PORTLAND, Ore. (KOIN) – On Wednesday, Portland City Council unanimously passed the use of more than $6.5 million in state emergency funding to get the first large temporary alternative shelter up and running in Southeast Portland.
There were two major upfront one-time costs including more than $2.5 million for the pods funded by the state, plus $1.5 million dollars of city money for site development.
The rest of the funds pay for the first six months of operation.

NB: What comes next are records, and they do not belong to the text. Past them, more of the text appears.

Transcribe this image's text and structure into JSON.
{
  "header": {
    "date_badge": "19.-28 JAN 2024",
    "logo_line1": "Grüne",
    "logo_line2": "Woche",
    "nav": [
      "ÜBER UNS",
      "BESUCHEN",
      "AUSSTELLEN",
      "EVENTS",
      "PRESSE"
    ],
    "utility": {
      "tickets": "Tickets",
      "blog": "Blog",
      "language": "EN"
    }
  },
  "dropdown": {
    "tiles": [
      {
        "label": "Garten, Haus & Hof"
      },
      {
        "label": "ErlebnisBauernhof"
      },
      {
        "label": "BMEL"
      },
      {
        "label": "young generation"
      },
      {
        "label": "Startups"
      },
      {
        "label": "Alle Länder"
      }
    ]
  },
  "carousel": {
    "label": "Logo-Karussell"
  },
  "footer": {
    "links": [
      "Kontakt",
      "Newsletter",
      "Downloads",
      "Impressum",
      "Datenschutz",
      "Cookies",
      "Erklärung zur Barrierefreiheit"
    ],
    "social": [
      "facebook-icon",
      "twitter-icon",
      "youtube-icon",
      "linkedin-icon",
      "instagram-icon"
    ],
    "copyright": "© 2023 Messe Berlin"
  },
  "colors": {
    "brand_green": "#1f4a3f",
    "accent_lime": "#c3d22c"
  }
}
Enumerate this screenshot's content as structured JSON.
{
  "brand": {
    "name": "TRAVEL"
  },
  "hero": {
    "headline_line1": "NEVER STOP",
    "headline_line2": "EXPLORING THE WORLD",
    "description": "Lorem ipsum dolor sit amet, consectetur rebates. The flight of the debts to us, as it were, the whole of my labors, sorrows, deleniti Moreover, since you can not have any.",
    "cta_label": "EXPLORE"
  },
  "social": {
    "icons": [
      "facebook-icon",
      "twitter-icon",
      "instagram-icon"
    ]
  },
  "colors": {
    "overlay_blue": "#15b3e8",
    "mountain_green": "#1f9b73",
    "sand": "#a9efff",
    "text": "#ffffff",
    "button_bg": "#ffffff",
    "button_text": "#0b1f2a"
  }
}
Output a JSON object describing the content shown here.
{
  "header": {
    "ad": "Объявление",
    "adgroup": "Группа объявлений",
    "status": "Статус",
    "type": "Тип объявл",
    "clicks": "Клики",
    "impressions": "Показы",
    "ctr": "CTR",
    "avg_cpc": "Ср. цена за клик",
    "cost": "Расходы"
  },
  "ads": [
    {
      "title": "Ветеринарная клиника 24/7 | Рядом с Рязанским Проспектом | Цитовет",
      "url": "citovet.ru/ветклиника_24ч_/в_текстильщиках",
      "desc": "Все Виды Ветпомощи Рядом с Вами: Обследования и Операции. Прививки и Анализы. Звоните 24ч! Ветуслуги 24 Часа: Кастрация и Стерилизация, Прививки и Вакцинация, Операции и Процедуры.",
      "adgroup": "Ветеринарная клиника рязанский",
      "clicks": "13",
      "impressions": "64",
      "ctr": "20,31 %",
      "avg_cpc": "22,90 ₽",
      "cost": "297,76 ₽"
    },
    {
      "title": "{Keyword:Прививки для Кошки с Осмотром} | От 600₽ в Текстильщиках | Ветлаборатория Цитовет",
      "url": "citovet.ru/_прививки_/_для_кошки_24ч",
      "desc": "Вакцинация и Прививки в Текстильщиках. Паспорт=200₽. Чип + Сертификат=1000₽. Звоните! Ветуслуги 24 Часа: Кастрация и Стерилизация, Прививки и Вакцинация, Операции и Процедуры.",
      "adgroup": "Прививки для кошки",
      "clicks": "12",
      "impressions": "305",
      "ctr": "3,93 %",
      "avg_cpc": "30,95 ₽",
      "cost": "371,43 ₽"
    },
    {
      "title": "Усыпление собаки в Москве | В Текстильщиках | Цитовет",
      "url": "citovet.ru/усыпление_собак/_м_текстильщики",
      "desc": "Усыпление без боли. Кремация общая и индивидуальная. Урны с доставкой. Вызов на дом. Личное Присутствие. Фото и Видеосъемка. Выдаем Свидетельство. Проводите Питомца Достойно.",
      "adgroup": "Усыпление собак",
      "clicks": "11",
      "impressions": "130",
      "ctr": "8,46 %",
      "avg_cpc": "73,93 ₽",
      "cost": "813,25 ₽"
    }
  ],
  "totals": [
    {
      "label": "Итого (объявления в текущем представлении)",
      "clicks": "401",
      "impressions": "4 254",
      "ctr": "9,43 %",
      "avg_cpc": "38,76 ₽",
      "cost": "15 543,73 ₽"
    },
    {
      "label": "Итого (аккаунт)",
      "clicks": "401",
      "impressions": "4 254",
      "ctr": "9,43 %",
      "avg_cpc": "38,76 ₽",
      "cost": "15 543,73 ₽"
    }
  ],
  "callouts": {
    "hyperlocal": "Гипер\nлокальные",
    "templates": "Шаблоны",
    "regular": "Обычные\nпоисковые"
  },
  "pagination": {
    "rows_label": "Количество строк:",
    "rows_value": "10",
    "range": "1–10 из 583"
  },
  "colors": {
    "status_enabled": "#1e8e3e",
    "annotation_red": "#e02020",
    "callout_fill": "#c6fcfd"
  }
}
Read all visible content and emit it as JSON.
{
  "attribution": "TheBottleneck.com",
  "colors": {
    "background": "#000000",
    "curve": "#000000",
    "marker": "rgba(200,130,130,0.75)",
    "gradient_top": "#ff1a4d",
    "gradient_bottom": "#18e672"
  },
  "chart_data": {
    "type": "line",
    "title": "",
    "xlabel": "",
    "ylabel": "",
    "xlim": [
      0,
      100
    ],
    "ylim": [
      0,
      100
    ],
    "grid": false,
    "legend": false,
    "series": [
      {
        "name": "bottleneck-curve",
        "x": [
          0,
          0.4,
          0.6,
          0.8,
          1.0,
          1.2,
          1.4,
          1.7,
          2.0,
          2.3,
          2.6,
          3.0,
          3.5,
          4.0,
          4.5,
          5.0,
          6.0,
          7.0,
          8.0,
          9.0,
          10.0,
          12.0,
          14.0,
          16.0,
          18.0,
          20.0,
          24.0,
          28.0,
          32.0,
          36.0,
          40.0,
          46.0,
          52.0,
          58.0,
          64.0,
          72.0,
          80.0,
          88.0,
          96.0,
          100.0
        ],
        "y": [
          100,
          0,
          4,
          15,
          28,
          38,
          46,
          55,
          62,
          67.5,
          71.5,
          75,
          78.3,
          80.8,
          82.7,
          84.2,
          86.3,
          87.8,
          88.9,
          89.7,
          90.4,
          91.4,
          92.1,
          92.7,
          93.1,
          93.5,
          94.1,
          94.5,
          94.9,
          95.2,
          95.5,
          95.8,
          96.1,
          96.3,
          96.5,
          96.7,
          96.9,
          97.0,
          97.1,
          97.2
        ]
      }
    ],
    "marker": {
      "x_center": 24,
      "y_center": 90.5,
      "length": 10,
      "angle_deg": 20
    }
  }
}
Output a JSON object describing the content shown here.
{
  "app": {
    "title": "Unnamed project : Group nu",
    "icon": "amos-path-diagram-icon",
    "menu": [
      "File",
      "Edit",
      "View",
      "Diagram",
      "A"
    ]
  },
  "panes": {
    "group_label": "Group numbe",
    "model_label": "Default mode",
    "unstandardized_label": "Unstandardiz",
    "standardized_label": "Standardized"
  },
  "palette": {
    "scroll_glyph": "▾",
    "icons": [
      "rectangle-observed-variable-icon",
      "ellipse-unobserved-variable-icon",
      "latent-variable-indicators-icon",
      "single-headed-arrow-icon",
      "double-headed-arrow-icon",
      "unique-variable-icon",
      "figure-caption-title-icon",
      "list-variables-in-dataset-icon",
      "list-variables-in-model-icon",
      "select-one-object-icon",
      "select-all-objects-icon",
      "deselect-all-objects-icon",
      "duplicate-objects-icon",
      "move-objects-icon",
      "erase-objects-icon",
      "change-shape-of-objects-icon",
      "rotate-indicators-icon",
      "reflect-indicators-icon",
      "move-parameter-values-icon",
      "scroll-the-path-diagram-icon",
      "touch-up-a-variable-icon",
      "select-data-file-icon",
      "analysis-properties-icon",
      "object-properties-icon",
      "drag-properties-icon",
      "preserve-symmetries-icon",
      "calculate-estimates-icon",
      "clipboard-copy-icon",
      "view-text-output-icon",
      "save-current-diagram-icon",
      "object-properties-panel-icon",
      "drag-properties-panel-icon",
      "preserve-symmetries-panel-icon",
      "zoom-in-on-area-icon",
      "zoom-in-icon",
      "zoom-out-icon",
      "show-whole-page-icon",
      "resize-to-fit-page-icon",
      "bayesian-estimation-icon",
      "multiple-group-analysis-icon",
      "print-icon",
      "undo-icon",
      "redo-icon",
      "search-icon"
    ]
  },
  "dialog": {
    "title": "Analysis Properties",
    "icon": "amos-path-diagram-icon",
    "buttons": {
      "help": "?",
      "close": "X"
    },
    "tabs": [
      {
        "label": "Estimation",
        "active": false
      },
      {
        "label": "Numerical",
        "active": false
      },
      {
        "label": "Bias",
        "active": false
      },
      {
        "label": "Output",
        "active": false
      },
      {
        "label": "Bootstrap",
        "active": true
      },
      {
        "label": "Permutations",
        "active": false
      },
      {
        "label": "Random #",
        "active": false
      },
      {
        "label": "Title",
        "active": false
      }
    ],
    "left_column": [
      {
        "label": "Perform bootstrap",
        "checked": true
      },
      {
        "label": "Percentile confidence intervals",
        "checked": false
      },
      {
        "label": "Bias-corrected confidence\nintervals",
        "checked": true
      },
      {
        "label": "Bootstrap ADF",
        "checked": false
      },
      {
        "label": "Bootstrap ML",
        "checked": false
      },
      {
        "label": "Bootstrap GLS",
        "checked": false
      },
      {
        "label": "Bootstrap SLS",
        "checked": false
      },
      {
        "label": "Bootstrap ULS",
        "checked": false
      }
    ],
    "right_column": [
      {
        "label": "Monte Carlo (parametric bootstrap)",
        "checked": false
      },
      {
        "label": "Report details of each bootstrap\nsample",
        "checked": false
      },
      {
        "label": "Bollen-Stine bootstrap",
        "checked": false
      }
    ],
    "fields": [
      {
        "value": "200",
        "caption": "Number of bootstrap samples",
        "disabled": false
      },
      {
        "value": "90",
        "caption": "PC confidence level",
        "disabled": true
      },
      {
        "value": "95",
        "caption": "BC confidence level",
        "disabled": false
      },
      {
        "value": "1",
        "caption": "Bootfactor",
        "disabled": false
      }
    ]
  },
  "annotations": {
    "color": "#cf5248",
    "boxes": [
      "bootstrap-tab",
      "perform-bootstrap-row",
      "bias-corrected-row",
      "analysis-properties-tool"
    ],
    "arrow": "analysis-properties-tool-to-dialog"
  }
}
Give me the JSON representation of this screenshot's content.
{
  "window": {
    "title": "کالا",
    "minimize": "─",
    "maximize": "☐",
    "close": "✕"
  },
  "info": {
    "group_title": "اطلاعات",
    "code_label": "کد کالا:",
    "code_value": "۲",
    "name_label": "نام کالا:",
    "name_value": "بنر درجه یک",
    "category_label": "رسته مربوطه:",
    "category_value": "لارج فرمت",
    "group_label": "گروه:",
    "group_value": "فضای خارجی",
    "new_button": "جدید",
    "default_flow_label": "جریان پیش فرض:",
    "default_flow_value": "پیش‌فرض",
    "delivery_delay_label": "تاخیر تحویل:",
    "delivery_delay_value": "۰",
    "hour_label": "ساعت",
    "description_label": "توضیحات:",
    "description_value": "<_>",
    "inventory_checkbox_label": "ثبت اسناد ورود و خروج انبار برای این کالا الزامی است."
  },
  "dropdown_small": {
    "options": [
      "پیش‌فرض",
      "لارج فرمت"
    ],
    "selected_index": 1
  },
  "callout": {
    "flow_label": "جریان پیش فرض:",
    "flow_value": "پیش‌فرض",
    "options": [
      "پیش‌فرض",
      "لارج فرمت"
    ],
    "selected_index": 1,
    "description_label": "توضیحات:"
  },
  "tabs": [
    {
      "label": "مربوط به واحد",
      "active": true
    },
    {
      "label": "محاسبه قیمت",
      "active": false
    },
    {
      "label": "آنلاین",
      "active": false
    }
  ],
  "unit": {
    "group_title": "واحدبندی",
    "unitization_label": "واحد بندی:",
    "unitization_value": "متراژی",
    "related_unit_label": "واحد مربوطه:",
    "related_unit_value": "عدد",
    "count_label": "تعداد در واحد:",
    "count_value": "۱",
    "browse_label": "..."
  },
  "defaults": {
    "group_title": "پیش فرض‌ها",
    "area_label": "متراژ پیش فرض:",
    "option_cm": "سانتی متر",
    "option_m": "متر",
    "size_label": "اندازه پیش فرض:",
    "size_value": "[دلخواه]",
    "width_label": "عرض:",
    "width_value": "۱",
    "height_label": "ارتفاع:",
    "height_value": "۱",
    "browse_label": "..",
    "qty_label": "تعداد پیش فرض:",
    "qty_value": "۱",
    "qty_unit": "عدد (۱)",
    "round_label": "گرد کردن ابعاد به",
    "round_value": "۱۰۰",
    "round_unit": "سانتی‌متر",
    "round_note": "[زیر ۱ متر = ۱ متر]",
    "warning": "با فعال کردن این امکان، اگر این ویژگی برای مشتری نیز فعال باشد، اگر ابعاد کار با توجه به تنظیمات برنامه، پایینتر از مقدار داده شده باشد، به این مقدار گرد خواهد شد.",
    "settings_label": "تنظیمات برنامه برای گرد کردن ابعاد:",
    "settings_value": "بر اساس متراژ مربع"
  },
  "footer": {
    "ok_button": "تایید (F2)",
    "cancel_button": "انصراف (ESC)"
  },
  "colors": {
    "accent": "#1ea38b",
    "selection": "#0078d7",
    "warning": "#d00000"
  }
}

So far, the total cost of the site has exceeded $8 million.
The site is just one of six large sanctioned campsites the city plans to create.
It appears the annual ongoing operating cost for the sanctioned campsite will be more than $7.5 million but that includes 24/7 staffing; homeless services; meals; hygiene; client services; maintenance and pest control.
Depending on how quickly people transition in and out of this temporary site, KOIN 6 News estimates it will cost about $20,000- $30,000 per person per year.
The mayor says with the status quo, the city has been spending $300 million per year on homeless as is — including sweeps, clean-ups, litter collection, graffiti removal, public safety issues and fire response.
“The temporary alternative shelter sites are good value. If you simply take the cost per pod and allocate that to one person, it seems like a lot. It’s about $30,000 per year per pod,” Mayor Wheeler said. “And the goal is not to keep them there long-term. The goal is to have them stay there as short a period of time as possible and then navigated by the county into housing.”
Wheeler added, “I see this as a very cost-effective way, particularly if we can get two or three people per year through one of those pods.”
The mayor went on to say that each client will have a case manager and be assisted with behavioral health and addiction.
The site, which opened last week, can hold up to 200 guests. So far, 40 people are already moved in and they’re onboarding at least five new people a day.
The city plans for it to be fully operational in the coming weeks and will be funded by the state for two years.